Students with these diagnoses present their teachers with wildly varied needs and challenges, but they are bound together by this one word: “disability.”  So what does it mean? For practical purposes, a learning disability is any condition that interferes with a student’s ability to access a school’s required curriculum. This is simple enough when a student suffers from a disability like deafness. Since this condition makes the physical aspects of learning inordinately difficult for students, the school’s responsibility is to offer the student accommodations (such as assistance with notetaking or sign language interpretation) that will ensure the student’s deafness does not prevent them from learning.

With diagnoses like “emotional disturbance,”  however, the problem of disability is far more complex. The federal guidelines define emotional disturbance as:
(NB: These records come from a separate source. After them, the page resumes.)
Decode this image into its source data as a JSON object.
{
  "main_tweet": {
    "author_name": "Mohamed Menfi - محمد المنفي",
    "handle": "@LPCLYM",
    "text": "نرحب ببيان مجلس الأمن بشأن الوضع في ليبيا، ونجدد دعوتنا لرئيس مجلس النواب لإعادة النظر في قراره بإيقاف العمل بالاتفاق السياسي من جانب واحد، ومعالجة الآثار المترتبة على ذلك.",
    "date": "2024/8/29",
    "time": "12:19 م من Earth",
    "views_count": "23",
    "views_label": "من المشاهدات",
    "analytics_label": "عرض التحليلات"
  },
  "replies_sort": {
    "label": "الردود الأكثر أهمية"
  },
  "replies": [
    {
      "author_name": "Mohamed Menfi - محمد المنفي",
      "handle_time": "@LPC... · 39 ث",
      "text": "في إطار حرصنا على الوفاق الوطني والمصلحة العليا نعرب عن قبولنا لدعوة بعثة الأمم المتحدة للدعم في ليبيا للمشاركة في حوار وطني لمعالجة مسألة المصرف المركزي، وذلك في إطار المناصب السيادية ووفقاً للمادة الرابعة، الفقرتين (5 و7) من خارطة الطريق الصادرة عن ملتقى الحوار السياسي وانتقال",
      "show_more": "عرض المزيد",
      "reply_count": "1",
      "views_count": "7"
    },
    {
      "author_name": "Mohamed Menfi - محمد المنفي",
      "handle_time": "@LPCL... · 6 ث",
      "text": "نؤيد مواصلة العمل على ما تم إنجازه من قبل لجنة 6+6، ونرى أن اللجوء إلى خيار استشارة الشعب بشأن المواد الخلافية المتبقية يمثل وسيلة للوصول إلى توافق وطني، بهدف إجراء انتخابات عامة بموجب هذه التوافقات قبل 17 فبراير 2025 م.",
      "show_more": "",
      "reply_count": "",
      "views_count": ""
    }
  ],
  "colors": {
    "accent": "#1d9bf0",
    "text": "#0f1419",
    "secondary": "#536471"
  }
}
  • An inability to learn that cannot be explained by intellectual, sensory, or health factors.
  • An inability to build or maintain satisfactory interpersonal relationships with peers and teachers.
  • Inappropriate types of behavior or feelings under normal circumstances.
  • A general pervasive mood of unhappiness or depression.
  • A tendency to develop physical symptoms or fears associated with personal or school problems.

With criteria this broad, one could argue that most adolescents who struggle in school suffer from emotional disturbances. So, is emotional disturbance an actual learning disability? Or, is it simply a catch-all label used to get students who display “inappropriate behavior under normal circumstances” out of mainstream classrooms? How do we distinguish the type of “pervasive depression” that qualifies students for special education services from other types of depression?

Moreover, if a student’s depression isn’t interfering with their learning, should a school be responsible for providing emotional or psychological support? If “pervasive unhappiness” constitutes a learning disability, how happy must a student be before they’re considered ready for mainstreaming? If a student is academically successful when receiving special education support, should those supports be withdrawn?

One final question: why does a society that cares so little for disabled and disadvantaged adults cast such a wide net when classifying students as disabled?